Well… I received that first rejection letter and it was great. I realize that is an odd thing to say, but it’s true. The negative association not withstanding. I was enlightened and even inspired by this letter. The Editor/Art Director, began by thanking me for my submission and complimenting me for my goal in writing historical fiction for children. She referred to the amount of research I put into the project as impressive and added that the sketches (dummy) I included, conveyed an excellent sense of movement.
As the letter went on, her commentary began to mitigate the positives as she passed through elements of my story she described as adequate; such as the premise of the story and the inclusion of animals, which she referred to as “rather kid-friendly”. Finally, the ineluctable critique “I worry that there is a bit too much dialogue throughout the piece, she wrote, while offering the following solution: “I think providing a stronger narrative might better explain the plotline and bring further tension to the story”. She then followed with a clarifying example and closed with a succinct; “I must pass on this one. It is a rejection letter, after all and as such represents a refusal, denial, brush-off or cold shoulder.
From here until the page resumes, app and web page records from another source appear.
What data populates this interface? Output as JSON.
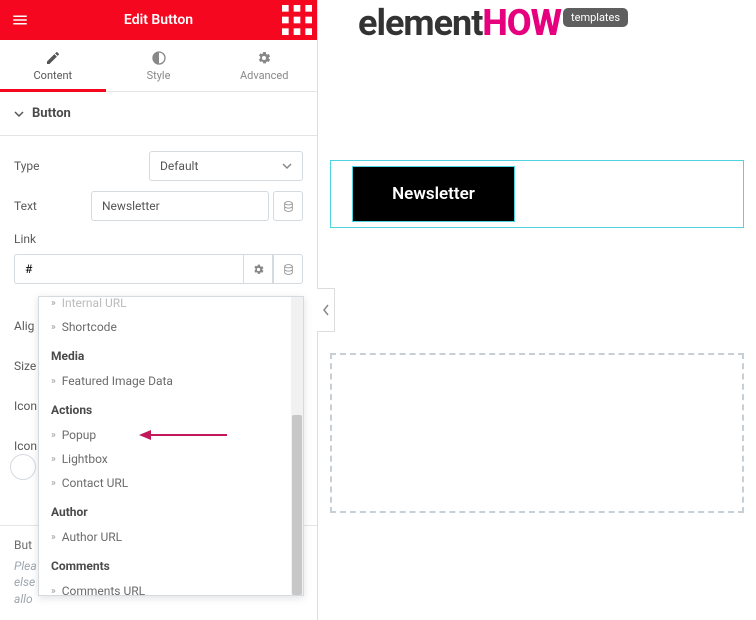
{
  "topbar": {
    "title": "Edit Button"
  },
  "tabs": {
    "content": "Content",
    "style": "Style",
    "advanced": "Advanced"
  },
  "section": {
    "title": "Button"
  },
  "fields": {
    "type": {
      "label": "Type",
      "value": "Default"
    },
    "text": {
      "label": "Text",
      "value": "Newsletter"
    },
    "link": {
      "label": "Link",
      "value": "#"
    },
    "align": "Alig",
    "size": "Size",
    "icon1": "Icon",
    "icon2": "Icon"
  },
  "dropdown": {
    "truncated_top": "Internal URL",
    "items_top": [
      "Shortcode"
    ],
    "cat_media": "Media",
    "media_items": [
      "Featured Image Data"
    ],
    "cat_actions": "Actions",
    "action_items": [
      "Popup",
      "Lightbox",
      "Contact URL"
    ],
    "cat_author": "Author",
    "author_items": [
      "Author URL"
    ],
    "cat_comments": "Comments",
    "comment_items": [
      "Comments URL"
    ]
  },
  "footer": {
    "button_id_label": "But",
    "help_line1": "Plea",
    "help_line2": "else",
    "help_line3": "allo"
  },
  "canvas": {
    "logo_part1": "element",
    "logo_part2": "HOW",
    "badge": "templates",
    "button_text": "Newsletter"
  }
}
Never the less, it was not what I expected of a rejection letter. What is more useful to a writer than consideration entailing a sincere, expert evaluation of his work, which imbues informed and focused improvement.